Ryanair passengers whose flights have been cancelled may be entitled to compensation.
Here are some of the key questions around the claims process:
What rules apply?
EU law protects passengers whose flights are delayed or cancelled under the Denied Boarding Regulation.
This applies to flights either departing from an EU airport or those that are both arriving at an EU airport and operated by an EU airline, such as Ryanair.
Are passengers entitled to a refund?
Yes, customers can claim a refund from the airline. If they have booked a return flight and the outbound leg is cancelled, they can also claim the full cost of the return ticket.
What if a passenger still wants to travel?
Airlines must offer an alternative flight as soon as possible after the cancelled service.
The Civil Aviation Authority says passengers may have the right to be booked onto a flight by an alternative airline if it is flying there "significantly sooner" than the original airline's own alternatives.
Do passengers get any assistance while they wait?
Delayed passengers are entitled to claim reasonable expenditure for food, soft drinks, phone calls and accommodation.
What about compensation?
If less than 14 days' notice is given for a cancellation, airline travellers can claim up to 250 euros (£221) under EU Regulation 261, depending on the timing of the alternative flight.
Customers given more warning are not entitled to a payout.
Is compensation automatic?
No, disrupted passengers must write a letter of complaint to the airline. They should keep as much evidence as they can, such as boarding cards and receipts to claim expenses.
A template letter can be found on the website of consumer watchdog Which?
What if they are not satisfied with Ryanair's response?
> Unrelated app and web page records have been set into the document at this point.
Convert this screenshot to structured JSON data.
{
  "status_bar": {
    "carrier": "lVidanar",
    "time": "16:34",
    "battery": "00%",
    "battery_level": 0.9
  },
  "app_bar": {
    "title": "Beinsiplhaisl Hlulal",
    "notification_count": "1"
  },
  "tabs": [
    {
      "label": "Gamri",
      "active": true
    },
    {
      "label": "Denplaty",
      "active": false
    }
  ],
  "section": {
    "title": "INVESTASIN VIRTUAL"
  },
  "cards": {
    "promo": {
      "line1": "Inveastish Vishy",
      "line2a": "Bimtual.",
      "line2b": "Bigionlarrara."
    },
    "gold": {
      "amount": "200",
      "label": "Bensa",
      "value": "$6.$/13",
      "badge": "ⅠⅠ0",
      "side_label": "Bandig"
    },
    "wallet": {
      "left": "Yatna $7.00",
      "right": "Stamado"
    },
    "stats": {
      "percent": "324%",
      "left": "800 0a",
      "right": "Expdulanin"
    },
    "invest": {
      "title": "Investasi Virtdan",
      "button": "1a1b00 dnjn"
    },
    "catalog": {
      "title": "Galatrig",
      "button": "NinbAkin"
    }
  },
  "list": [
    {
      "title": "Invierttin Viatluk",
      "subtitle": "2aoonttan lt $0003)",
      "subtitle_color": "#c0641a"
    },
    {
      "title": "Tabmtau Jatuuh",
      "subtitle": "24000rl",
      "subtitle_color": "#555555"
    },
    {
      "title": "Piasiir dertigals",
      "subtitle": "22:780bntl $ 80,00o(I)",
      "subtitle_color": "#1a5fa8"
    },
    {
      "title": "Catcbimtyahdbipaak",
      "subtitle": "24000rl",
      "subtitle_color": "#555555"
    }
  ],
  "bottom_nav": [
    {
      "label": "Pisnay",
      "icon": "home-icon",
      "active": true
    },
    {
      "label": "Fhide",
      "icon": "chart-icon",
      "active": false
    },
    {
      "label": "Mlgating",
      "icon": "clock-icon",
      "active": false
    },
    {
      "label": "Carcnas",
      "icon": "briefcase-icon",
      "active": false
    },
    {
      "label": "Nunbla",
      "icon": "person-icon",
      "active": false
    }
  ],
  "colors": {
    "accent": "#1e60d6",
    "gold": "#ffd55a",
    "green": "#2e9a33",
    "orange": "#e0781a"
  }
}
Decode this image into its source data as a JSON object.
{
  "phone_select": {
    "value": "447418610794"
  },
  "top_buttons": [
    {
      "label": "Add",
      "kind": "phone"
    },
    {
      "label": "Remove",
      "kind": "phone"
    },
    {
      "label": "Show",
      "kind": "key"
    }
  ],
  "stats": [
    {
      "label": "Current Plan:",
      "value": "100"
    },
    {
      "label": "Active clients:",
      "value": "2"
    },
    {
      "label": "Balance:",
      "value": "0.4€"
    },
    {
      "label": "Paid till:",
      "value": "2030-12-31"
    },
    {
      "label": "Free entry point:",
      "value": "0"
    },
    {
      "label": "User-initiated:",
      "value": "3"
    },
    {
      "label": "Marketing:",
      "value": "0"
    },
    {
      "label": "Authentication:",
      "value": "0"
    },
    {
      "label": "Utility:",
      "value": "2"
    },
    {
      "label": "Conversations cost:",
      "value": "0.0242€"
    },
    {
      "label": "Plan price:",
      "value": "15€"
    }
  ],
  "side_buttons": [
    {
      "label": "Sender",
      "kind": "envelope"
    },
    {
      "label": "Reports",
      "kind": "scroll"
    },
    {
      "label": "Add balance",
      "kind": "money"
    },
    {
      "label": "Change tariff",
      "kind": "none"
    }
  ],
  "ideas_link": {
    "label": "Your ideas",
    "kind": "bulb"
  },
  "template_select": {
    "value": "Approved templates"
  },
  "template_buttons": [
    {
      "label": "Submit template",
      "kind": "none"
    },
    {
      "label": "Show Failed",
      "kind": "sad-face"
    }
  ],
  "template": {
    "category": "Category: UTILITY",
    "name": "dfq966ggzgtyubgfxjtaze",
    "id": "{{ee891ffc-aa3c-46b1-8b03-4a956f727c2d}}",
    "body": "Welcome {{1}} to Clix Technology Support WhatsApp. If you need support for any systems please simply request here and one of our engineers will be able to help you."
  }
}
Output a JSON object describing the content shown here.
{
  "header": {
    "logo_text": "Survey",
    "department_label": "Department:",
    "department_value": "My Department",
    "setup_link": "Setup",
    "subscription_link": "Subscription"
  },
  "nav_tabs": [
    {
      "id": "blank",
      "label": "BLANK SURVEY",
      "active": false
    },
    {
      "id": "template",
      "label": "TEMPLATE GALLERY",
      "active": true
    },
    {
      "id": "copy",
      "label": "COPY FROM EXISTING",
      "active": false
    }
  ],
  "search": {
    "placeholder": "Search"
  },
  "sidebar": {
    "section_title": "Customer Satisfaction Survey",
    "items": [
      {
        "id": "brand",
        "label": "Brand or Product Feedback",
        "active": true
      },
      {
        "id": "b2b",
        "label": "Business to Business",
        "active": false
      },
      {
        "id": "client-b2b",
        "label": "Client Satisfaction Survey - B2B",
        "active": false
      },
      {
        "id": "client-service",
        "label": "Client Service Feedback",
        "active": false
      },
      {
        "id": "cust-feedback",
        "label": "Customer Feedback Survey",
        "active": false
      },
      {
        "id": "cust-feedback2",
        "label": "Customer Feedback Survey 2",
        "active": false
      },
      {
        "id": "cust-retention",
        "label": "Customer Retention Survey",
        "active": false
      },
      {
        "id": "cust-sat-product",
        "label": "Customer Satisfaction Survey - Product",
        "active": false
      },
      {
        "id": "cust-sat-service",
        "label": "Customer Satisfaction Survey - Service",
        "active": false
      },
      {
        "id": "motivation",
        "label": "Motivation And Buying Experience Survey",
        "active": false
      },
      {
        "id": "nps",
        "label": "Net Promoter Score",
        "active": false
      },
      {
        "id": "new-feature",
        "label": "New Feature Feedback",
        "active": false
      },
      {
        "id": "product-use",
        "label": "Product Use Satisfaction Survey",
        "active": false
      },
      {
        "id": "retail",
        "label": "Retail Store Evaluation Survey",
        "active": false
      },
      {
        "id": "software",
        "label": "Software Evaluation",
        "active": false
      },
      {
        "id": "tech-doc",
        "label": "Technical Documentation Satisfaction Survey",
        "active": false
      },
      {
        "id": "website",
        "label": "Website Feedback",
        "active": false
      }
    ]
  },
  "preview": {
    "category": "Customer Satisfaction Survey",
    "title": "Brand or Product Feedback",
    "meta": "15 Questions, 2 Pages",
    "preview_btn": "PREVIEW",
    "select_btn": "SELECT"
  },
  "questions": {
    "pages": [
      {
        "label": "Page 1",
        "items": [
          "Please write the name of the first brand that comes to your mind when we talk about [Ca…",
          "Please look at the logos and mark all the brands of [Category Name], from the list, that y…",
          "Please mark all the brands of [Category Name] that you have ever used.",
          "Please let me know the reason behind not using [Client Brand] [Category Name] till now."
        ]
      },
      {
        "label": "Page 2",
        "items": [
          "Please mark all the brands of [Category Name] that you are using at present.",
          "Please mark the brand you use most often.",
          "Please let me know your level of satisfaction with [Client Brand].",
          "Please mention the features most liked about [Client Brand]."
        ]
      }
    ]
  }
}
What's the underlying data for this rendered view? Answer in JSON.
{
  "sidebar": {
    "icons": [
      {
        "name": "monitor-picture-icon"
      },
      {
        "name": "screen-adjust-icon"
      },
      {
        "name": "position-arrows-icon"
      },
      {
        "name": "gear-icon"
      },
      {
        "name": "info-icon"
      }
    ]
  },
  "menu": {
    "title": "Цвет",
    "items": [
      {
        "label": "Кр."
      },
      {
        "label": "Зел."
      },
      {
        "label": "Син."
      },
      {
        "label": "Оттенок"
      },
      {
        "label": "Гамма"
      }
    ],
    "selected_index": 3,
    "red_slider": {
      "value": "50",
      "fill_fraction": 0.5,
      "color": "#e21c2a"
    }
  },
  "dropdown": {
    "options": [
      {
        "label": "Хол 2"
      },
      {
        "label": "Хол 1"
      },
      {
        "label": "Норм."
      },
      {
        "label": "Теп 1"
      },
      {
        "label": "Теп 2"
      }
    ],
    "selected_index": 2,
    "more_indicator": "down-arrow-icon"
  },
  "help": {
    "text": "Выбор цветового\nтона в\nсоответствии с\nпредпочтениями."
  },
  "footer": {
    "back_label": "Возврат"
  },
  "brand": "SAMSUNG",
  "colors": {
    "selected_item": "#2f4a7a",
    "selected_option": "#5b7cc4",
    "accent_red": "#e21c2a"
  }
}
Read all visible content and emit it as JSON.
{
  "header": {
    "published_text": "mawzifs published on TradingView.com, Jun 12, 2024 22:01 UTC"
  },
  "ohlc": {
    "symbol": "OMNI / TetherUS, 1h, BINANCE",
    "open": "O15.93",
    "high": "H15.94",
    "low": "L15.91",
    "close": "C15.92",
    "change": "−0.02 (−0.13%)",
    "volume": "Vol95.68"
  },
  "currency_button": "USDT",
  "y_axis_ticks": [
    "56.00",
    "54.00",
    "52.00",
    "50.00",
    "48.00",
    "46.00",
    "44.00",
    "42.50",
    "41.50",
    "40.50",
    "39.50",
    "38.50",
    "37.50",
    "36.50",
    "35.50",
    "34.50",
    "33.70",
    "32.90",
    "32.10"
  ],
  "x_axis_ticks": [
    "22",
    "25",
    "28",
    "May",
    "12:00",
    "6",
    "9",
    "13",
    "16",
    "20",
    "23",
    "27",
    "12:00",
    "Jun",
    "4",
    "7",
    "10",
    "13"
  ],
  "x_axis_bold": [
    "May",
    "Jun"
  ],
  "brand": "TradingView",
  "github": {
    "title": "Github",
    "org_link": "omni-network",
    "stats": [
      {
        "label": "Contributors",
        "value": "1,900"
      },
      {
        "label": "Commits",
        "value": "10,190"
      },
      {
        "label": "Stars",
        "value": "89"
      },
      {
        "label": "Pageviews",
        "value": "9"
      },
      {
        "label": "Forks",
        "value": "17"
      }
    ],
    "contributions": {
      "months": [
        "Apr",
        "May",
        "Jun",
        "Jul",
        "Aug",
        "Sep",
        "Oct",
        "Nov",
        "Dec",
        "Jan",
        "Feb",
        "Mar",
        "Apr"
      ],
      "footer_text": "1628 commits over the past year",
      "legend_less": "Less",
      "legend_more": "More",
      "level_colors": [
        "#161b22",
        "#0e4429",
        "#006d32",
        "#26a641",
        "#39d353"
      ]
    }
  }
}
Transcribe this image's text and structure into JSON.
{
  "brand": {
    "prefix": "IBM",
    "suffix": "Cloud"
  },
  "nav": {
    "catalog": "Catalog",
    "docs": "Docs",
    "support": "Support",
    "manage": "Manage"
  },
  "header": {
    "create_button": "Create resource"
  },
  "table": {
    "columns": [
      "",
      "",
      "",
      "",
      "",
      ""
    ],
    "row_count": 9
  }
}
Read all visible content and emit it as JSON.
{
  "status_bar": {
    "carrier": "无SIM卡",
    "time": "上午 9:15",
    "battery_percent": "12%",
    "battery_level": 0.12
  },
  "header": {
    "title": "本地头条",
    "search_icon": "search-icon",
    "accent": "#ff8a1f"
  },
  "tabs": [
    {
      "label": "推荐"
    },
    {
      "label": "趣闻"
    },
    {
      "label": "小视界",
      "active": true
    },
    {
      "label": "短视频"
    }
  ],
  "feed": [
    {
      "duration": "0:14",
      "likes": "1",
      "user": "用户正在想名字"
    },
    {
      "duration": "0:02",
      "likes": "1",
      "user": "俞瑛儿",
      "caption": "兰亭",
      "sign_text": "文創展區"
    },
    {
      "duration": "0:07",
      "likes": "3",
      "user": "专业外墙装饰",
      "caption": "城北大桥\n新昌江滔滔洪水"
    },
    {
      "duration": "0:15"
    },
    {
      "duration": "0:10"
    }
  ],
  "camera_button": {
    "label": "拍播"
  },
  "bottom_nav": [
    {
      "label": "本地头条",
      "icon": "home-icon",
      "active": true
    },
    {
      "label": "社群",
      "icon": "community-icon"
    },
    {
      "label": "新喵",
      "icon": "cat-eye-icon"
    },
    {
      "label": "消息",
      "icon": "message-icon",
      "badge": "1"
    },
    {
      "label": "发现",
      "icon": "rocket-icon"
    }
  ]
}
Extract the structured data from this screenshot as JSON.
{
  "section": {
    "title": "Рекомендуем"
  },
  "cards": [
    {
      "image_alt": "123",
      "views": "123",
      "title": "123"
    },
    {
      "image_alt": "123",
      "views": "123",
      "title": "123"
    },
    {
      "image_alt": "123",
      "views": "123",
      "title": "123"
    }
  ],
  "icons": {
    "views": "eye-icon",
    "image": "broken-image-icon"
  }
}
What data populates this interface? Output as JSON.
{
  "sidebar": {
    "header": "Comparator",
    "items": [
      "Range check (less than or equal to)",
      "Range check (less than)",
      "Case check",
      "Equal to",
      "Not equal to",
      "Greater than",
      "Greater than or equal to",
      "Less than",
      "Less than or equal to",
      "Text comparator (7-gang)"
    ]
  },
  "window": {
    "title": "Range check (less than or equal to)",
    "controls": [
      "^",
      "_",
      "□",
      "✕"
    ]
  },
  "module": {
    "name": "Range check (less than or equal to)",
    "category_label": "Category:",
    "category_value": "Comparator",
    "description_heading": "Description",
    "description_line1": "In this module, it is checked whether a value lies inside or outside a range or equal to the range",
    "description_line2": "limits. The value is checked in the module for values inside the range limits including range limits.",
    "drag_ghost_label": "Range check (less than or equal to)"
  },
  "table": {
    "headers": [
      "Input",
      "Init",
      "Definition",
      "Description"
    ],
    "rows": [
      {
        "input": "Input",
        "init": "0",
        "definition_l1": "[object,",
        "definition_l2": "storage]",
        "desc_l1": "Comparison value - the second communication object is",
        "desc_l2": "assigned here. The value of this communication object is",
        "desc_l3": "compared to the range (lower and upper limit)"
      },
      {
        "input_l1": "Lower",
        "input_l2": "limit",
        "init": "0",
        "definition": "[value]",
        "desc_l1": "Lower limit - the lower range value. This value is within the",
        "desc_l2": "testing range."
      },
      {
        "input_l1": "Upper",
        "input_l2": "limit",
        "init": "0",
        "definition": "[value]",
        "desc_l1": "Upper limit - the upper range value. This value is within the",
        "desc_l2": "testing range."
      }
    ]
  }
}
Unhappy passengers can refer their claim to the airline's appointed dispute resolution service AviationADR, which will make independen